Last year I wrote about Eddie McDougall and his show, The Flying Winemaker, and this year he is coming back as the flying rosé man. As part of his three stops project, Singapore is the debut station for his Rosé Revolution 2015. And if you are like me, trying to balance the summer heat with some light tipple, then head down to Raffles Hotel’s Bar & Billiard Room on the May 23 to taste 20 remarkable rosé wines. But first, why rosé?
While rosé wines certainly taste less robust than most red wines, and some people take it that the colour is less pure than the pale white wines, the making of rosé wines is, in fact, more diverse and calls for greater precision. Don’t ever mistake rosé to be a product of adding red wine into white wine, that works for children who ran out of water-based pink colour. And of course, mixing white shirt with red underwear in the washing machine may have the same effect.
There are two primary ways to make rosé. One is to treat the red wine grapes as if the end product will be a white wine. Press them gently to avoid leaching out colour pigments from the grape skin, then control the exact hours, or down to the minutes, for grape skin contact, usually very brief, and out goes the skin and seeds before fermentation begins. This method known as direct press, is a common practice in Provence, France.
The second way is to drain off a small part of juice from a tank filled with red grape juice destined for red wine. This usually happens before fermentation starts, and the result is a slightly darker shade of rosé. The remaining content in the tank will make a concentrated red wine thus achieving two products within one harvest. Makes perfect business sense and a red wine that pleases those who prefer intense red wine.
In France, grape varieties that are known for making rosé generally hail from the south. Carignan, Grenache, Syrah, Cinsault and Mourvèdre are common. The Italians do it with their Primitivo, Sangiovese, Corvina, and finally the Spaniards with their Tempranillo. Each of these can be robust and potent red wines, while some can even be highly tannic.
But when bottled in a rosé form, they show gentle elegance of the variety. Take away the tannin part, which affects the tactile sensation, then the balance between alcohol and acid becomes a lot more obvious. Acid is everything when you are drinking alcohol at 35 degrees Celsius.
What rosé can truly offer is its diversity of aromas, couple with a highly refreshing sensation.
For some reasons, rosé wines don’t get well accepted by the Singapore drinking community. There could be a few possible reasons. Pink is considered by some as gender biased, associated to certain social movement, and the top choice of colour for lingerie brands.
Possibly one of the greatest irony about rosé is how people here have perceived it as lesser value and cheap product when it is a still (non sparkling) wine. Yet when they are made in the sparkling form like rosé champagne, it rockets into premium super stardom.

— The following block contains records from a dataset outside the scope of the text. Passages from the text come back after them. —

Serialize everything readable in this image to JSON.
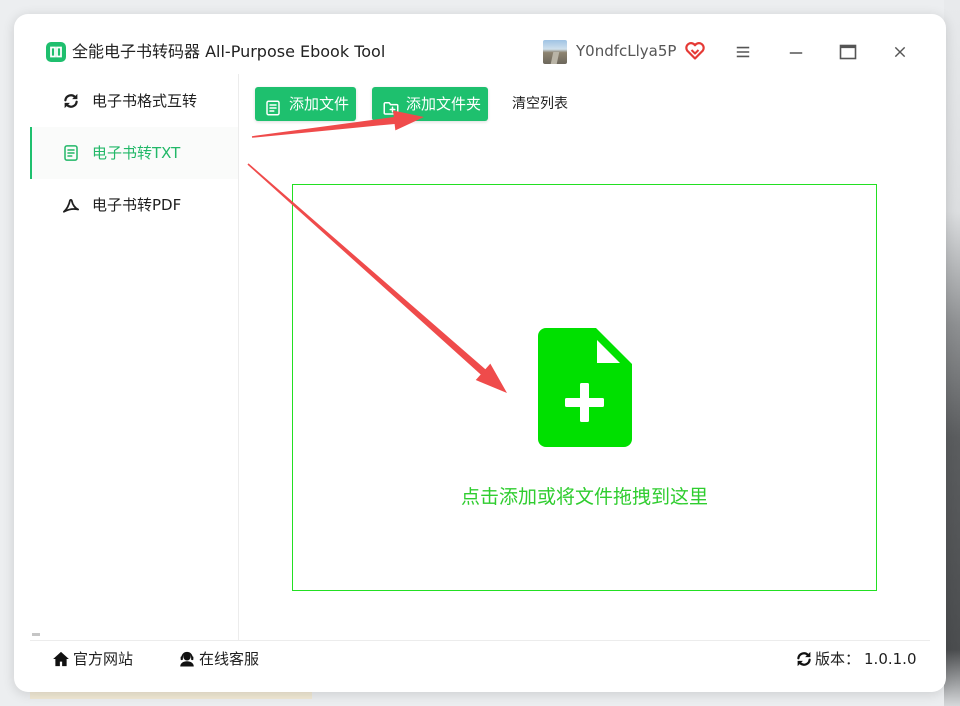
{
  "app": {
    "title": "全能电子书转码器 All-Purpose Ebook Tool",
    "logo_icon": "app-logo-icon",
    "user": {
      "name": "Y0ndfcLlya5P",
      "badge_icon": "vip-heart-icon"
    }
  },
  "colors": {
    "accent": "#1ec06e",
    "selected_text": "#22b868",
    "drop_zone": "#22e022",
    "drop_icon": "#00e000",
    "drop_text": "#2fcd2f",
    "vip": "#e53935",
    "annotation": "#ef4b4b"
  },
  "window_controls": {
    "menu": "menu-icon",
    "minimize": "minimize-icon",
    "maximize": "maximize-icon",
    "close": "close-icon"
  },
  "sidebar": {
    "items": [
      {
        "label": "电子书格式互转",
        "icon": "convert-refresh-icon",
        "selected": false
      },
      {
        "label": "电子书转TXT",
        "icon": "txt-document-icon",
        "selected": true
      },
      {
        "label": "电子书转PDF",
        "icon": "pdf-acrobat-icon",
        "selected": false
      }
    ]
  },
  "toolbar": {
    "add_file": {
      "label": "添加文件",
      "icon": "add-file-icon"
    },
    "add_folder": {
      "label": "添加文件夹",
      "icon": "add-folder-icon"
    },
    "clear_list": {
      "label": "清空列表"
    }
  },
  "drop_zone": {
    "icon": "file-plus-icon",
    "hint": "点击添加或将文件拖拽到这里"
  },
  "footer": {
    "website": {
      "label": "官方网站",
      "icon": "home-icon"
    },
    "support": {
      "label": "在线客服",
      "icon": "customer-service-icon"
    },
    "version": {
      "label": "版本：",
      "value": "1.0.1.0",
      "icon": "refresh-icon"
    }
  }
}
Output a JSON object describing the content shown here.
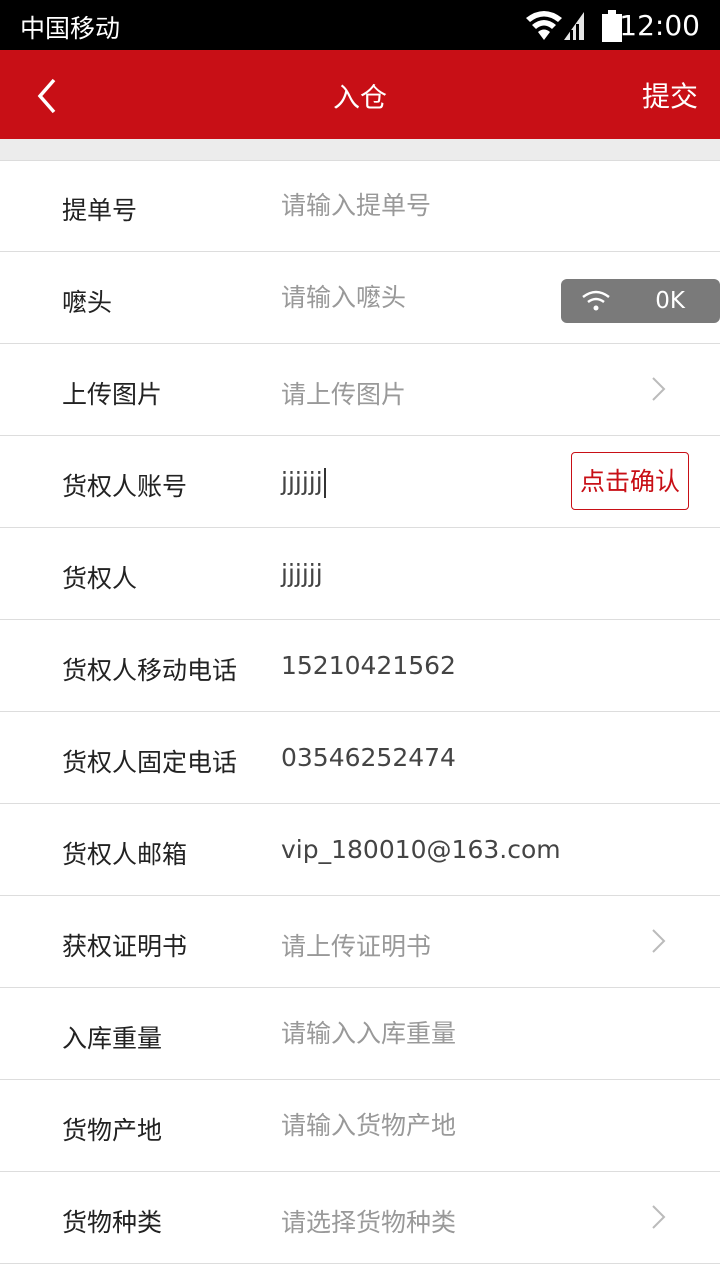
{
  "statusbar": {
    "carrier": "中国移动",
    "time": "12:00"
  },
  "navbar": {
    "title": "入仓",
    "submit": "提交"
  },
  "form": {
    "bill_no": {
      "label": "提单号",
      "placeholder": "请输入提单号",
      "value": ""
    },
    "mark": {
      "label": "嚒头",
      "placeholder": "请输入嚒头",
      "value": ""
    },
    "upload_image": {
      "label": "上传图片",
      "placeholder": "请上传图片"
    },
    "owner_account": {
      "label": "货权人账号",
      "value": "jjjjjj",
      "confirm_label": "点击确认"
    },
    "owner": {
      "label": "货权人",
      "value": "jjjjjj"
    },
    "owner_mobile": {
      "label": "货权人移动电话",
      "value": "15210421562"
    },
    "owner_phone": {
      "label": "货权人固定电话",
      "value": "03546252474"
    },
    "owner_email": {
      "label": "货权人邮箱",
      "value": "vip_180010@163.com"
    },
    "certificate": {
      "label": "获权证明书",
      "placeholder": "请上传证明书"
    },
    "weight": {
      "label": "入库重量",
      "placeholder": "请输入入库重量",
      "value": ""
    },
    "origin": {
      "label": "货物产地",
      "placeholder": "请输入货物产地",
      "value": ""
    },
    "category": {
      "label": "货物种类",
      "placeholder": "请选择货物种类"
    }
  },
  "toast": {
    "text": "0K",
    "icon": "wifi-icon"
  },
  "colors": {
    "brand": "#c80f16",
    "status_bar": "#000000",
    "placeholder": "#999999"
  }
}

“Rosé is not just pink and sweet. They can be complex and have quality, while being more aesthetically beautiful than red and white. Certainly more engaging to the eye.”
People in temperate countries see rosé as strictly a summer drink, but for Eddie, he sees rosé as a unique wine style that suits Singapore, Hong Kong and Macau. “There are existing wine drinking population, but not indulging in rosé yet. Their cuisine and way of life is far more suitable to have rosé, over all 365 days.”
If you are keen to change your view about rosé, then this is a great opportunity to taste these wines with Eddie. Additionally, Eddie is kind enough to offer one ticket each to two readers of this site. All you need to do is email me and say you want a ticket and I will see to it you have one. While stock lasts!